Max Watson, Ms. Christina Daseking, and Mr. Craig Beaumont

Finland’s economy has rebounded impressively from a deep crisis in the early 1990s, and its public finances have been rebuilt. On this sound foundation, the authorities face new challenges in the coming decade, including the impact of a rapidly aging population, risks of overheating in the real economy and asset markets, and high structural unemployment.


This paper argues that an important group of labor market policies are complementary in the sense that the effect of each policy is greater when implemented in conjunction with the other policies than in isolation. This may explain why the diverse, piecemeal labor market reforms in many European countries in recent years have had so little success in reducing unemployment. What is required instead is deeper labor market reforms across a broader range of complementary policies and institutions. To be politically feasible, these reforms must be combined with measures to address distributional issues.

International Monetary Fund. External Relations Dept.

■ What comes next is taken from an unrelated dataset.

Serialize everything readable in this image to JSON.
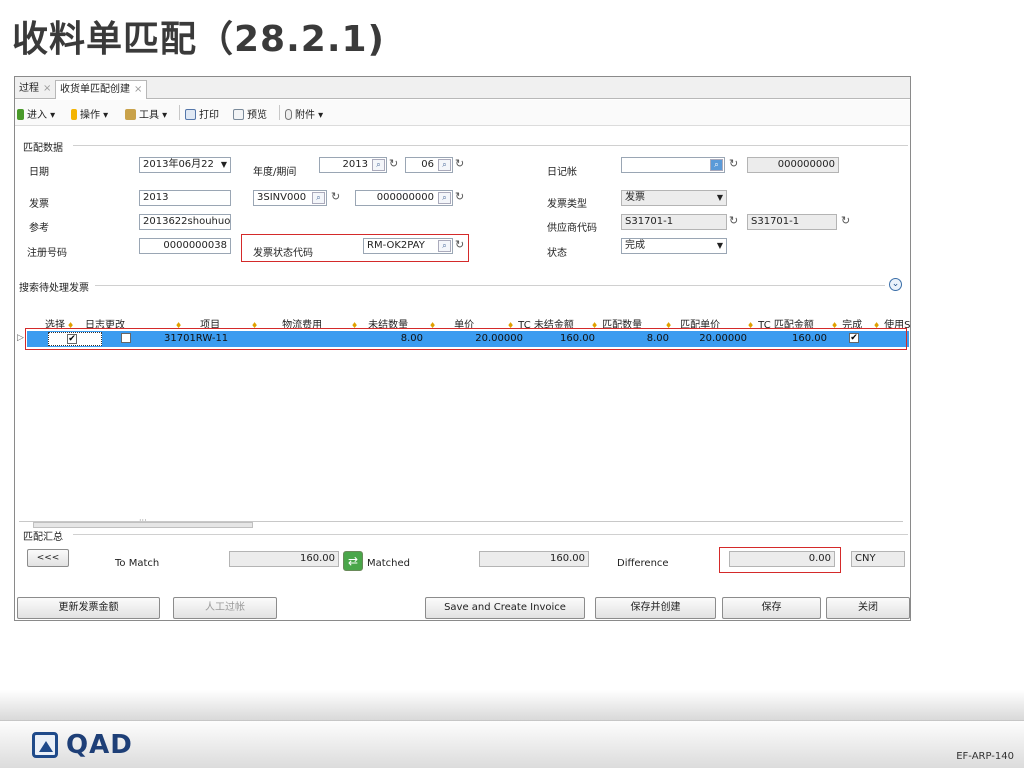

A new administration in China will soon take up the reins of one of the world’s most dynamic economies. But it will also confront rising disparities between its wealthy (and aging) and more backward (and more youthful) provinces and the growing urgency of addressing education, health care, pension, and industrial restructuring needs. Increased revenue, a rationalization of tax authority, and improved accountability will be key. In a recent IMF Working Paper, Ehtisham Ahmad and coauthors Li Keping, Thomas Richardson, and Raju Singh examined China’s fiscal reform efforts over the previous decade and its future priorities. Ahmad talks to the IMF Survey about why recentralization may also provide an effective strategy for decentralization.


Empirical estimates are presented of the policy and structural determinants of the natural rate of unemployment in Canada. The structural features of the economy that impinge on the adjustment of real wages to their equilibrium level are discussed, and estimates are presented showing how the generosity of the unemployment insurance system is related to past levels of unemployment. The empirical results indicate that government policies have been largely responsible for changes in the natural rate, and, hence, they can contribute to a reduction in the natural rate in the medium term.